Jake Burton Carpenter, the professional snowboarder who helped grow the sport into the international phenomenon it is today, has passed away at the age of 65, according to a report by Boston.com. The winter sports star's death can be attributed to testicular cancer, with an email from his company, Burton, saying that the disease Carpenter had previously defeated in 2011 had returned before his death on Wednesday night in Burlington, Vermont.
In an email to Burton staff, co-CEO John Lacy wrote, "He was our founder, the soul of snowboarding, the one who gave us the sport we all love so much."
Carpenter is survived by his wife Donna and their son Timi. Carpenter has two other sons, George and Taylor, from a previous relationship.
In 1977, Carpenter and the world around him changed forever. He quit his job in New York City to launch Burton, just 12 years after the snowboard, then referred to as a "Snurfer," was invented by Sherman Poppen. His goal was to use the company to push the new device nationwide. Carpenter found success beyond what he could have ever imagined, as snowboards are now found across the globe at ski resorts and competitive snowboarding has captured global attention at the Winter Olympics.
The Burton brand has seen a similar rise in ubiquity alongside the sport it represents, with boards and jackets bearing the company's name a fixture on the mountains during the winter months. Part of Burton's growth can be attributed to wise decision-making when deciding who to sponsor, with Shaun White, Kelly Clark, and Chloe Kim all sporting the brand on their way to Olympic gold.At the 2018 Winter Olympics in Pyeongchang, South Korea, 20 years after the sport appeared at the Games for the first time, Carpenter was a constant presence as Kim won gold in the women's snowboard halfpipe at only 17 years old. Carpenter was at ease among the throngs of snowboarders and fans that surrounded him, with Burton just as popular in South Korea as it is in Londonderry, Vermont, where the company was founded in Carpenter's basement.
Carpenter was always vocal in his pride at how snowboarding has grown and maintained an optimistic outlook on the future of the sport he played a major role in spreading.
In a 2010 interview, Carpenter said, "I had a vision there was a sport there, that it was more than just a sledding thing, which is all it was then. We're doing something that's going to last here. It's not like just hitting the lottery one day."

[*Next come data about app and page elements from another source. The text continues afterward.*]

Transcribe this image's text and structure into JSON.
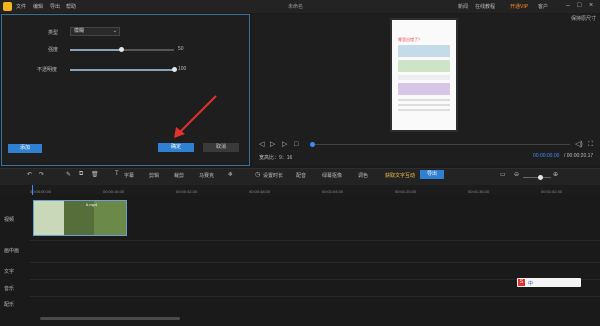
{
  "titlebar": {
    "menu": [
      "文件",
      "编辑",
      "导出",
      "帮助"
    ],
    "title": "未命名",
    "right_items": [
      "新闻",
      "在线教程",
      "开通VIP",
      "客户"
    ]
  },
  "panel": {
    "type_label": "类型",
    "type_value": "模糊",
    "strength_label": "强度",
    "strength_value": "50",
    "strength_level": 0.5,
    "opacity_label": "不透明度",
    "opacity_value": "100",
    "opacity_level": 1.0,
    "add_label": "添加",
    "ok_label": "确定",
    "cancel_label": "取消"
  },
  "preview": {
    "orig_ratio": "保持原尺寸",
    "ratio_label": "宽高比：9：16",
    "current_time": "00:00:00.00",
    "total_time": "/ 00:00:20.17",
    "phone_title": "哪里出错了？"
  },
  "toolbar": {
    "tools": [
      "字幕",
      "剪辑",
      "裁剪",
      "马赛克",
      "设置时长",
      "配音",
      "绿幕抠像",
      "调色"
    ],
    "promo": "获取文字互动",
    "export_label": "导出"
  },
  "ruler": {
    "ticks": [
      "00:00:00.00",
      "00:00:16.00",
      "00:00:32.00",
      "00:00:48.00",
      "00:01:04.00",
      "00:01:20.00",
      "00:01:36.00",
      "00:01:52.00"
    ]
  },
  "tracks": [
    "视频",
    "画中画",
    "文字",
    "音乐",
    "配乐"
  ],
  "clip": {
    "label": "6.mp4"
  },
  "ime": {
    "text": "中"
  },
  "icons": [
    "undo-icon",
    "redo-icon",
    "pen-icon",
    "delete-icon",
    "text-icon",
    "play-icon",
    "volume-icon",
    "zoom-in-icon",
    "zoom-out-icon",
    "fullscreen-icon"
  ],
  "colors": {
    "accent": "#2f80d0",
    "highlight": "#3b8cff",
    "promo": "#f2c44b"
  }
}
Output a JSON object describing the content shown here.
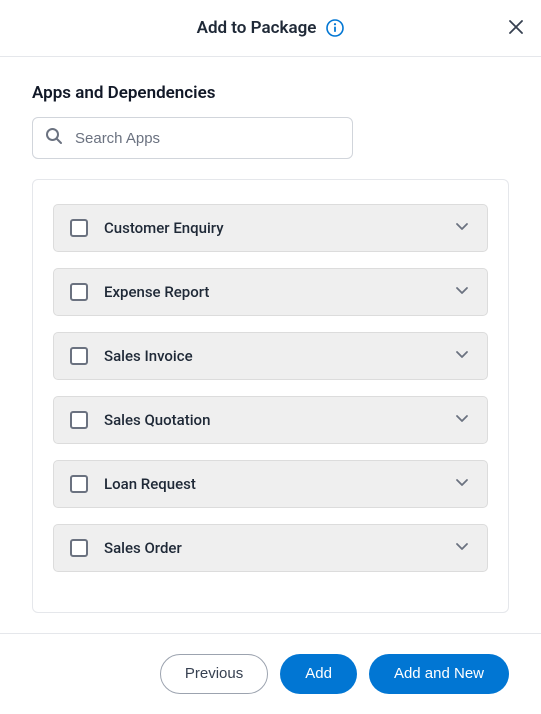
{
  "header": {
    "title": "Add to Package"
  },
  "section": {
    "title": "Apps and Dependencies"
  },
  "search": {
    "placeholder": "Search Apps"
  },
  "apps": {
    "items": [
      {
        "label": "Customer Enquiry"
      },
      {
        "label": "Expense Report"
      },
      {
        "label": "Sales Invoice"
      },
      {
        "label": "Sales Quotation"
      },
      {
        "label": "Loan Request"
      },
      {
        "label": "Sales Order"
      }
    ]
  },
  "footer": {
    "previous": "Previous",
    "add": "Add",
    "add_and_new": "Add and New"
  }
}
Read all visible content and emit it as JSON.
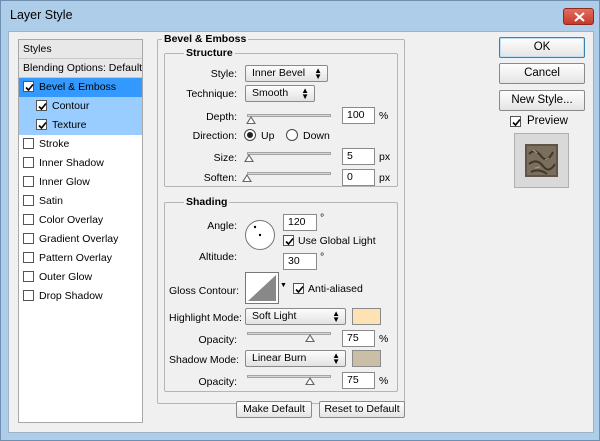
{
  "window": {
    "title": "Layer Style"
  },
  "styles_list": {
    "header": "Styles",
    "blending": "Blending Options: Default",
    "items": [
      {
        "label": "Bevel & Emboss",
        "checked": true
      },
      {
        "label": "Contour",
        "checked": true
      },
      {
        "label": "Texture",
        "checked": true
      },
      {
        "label": "Stroke",
        "checked": false
      },
      {
        "label": "Inner Shadow",
        "checked": false
      },
      {
        "label": "Inner Glow",
        "checked": false
      },
      {
        "label": "Satin",
        "checked": false
      },
      {
        "label": "Color Overlay",
        "checked": false
      },
      {
        "label": "Gradient Overlay",
        "checked": false
      },
      {
        "label": "Pattern Overlay",
        "checked": false
      },
      {
        "label": "Outer Glow",
        "checked": false
      },
      {
        "label": "Drop Shadow",
        "checked": false
      }
    ]
  },
  "bevel": {
    "section_title": "Bevel & Emboss",
    "structure": {
      "title": "Structure",
      "style_label": "Style:",
      "style_value": "Inner Bevel",
      "technique_label": "Technique:",
      "technique_value": "Smooth",
      "depth_label": "Depth:",
      "depth_value": "100",
      "depth_unit": "%",
      "depth_level": 0.05,
      "direction_label": "Direction:",
      "direction_up": "Up",
      "direction_down": "Down",
      "direction_selected": "Up",
      "size_label": "Size:",
      "size_value": "5",
      "size_unit": "px",
      "size_level": 0.02,
      "soften_label": "Soften:",
      "soften_value": "0",
      "soften_unit": "px",
      "soften_level": 0.0
    },
    "shading": {
      "title": "Shading",
      "angle_label": "Angle:",
      "angle_value": "120",
      "angle_unit": "°",
      "global_light_label": "Use Global Light",
      "global_light_checked": true,
      "altitude_label": "Altitude:",
      "altitude_value": "30",
      "altitude_unit": "°",
      "gloss_label": "Gloss Contour:",
      "anti_aliased_label": "Anti-aliased",
      "anti_aliased_checked": true,
      "highlight_mode_label": "Highlight Mode:",
      "highlight_mode_value": "Soft Light",
      "highlight_color": "#ffe2b3",
      "highlight_opacity_label": "Opacity:",
      "highlight_opacity_value": "75",
      "highlight_opacity_unit": "%",
      "highlight_opacity_level": 0.75,
      "shadow_mode_label": "Shadow Mode:",
      "shadow_mode_value": "Linear Burn",
      "shadow_color": "#cbbea6",
      "shadow_opacity_label": "Opacity:",
      "shadow_opacity_value": "75",
      "shadow_opacity_unit": "%",
      "shadow_opacity_level": 0.75
    },
    "make_default": "Make Default",
    "reset_default": "Reset to Default"
  },
  "actions": {
    "ok": "OK",
    "cancel": "Cancel",
    "new_style": "New Style...",
    "preview_label": "Preview",
    "preview_checked": true
  }
}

No details have been released as of publishing about Carpenter's funeral, but Lacy did offer one way fans could pay tribute to the late pioneer, saying, "I'd encourage everyone to do what Jake would be doing tomorrow, and that's riding. It's opening day at Stowe, so consider taking some turns together, in celebration of Jake."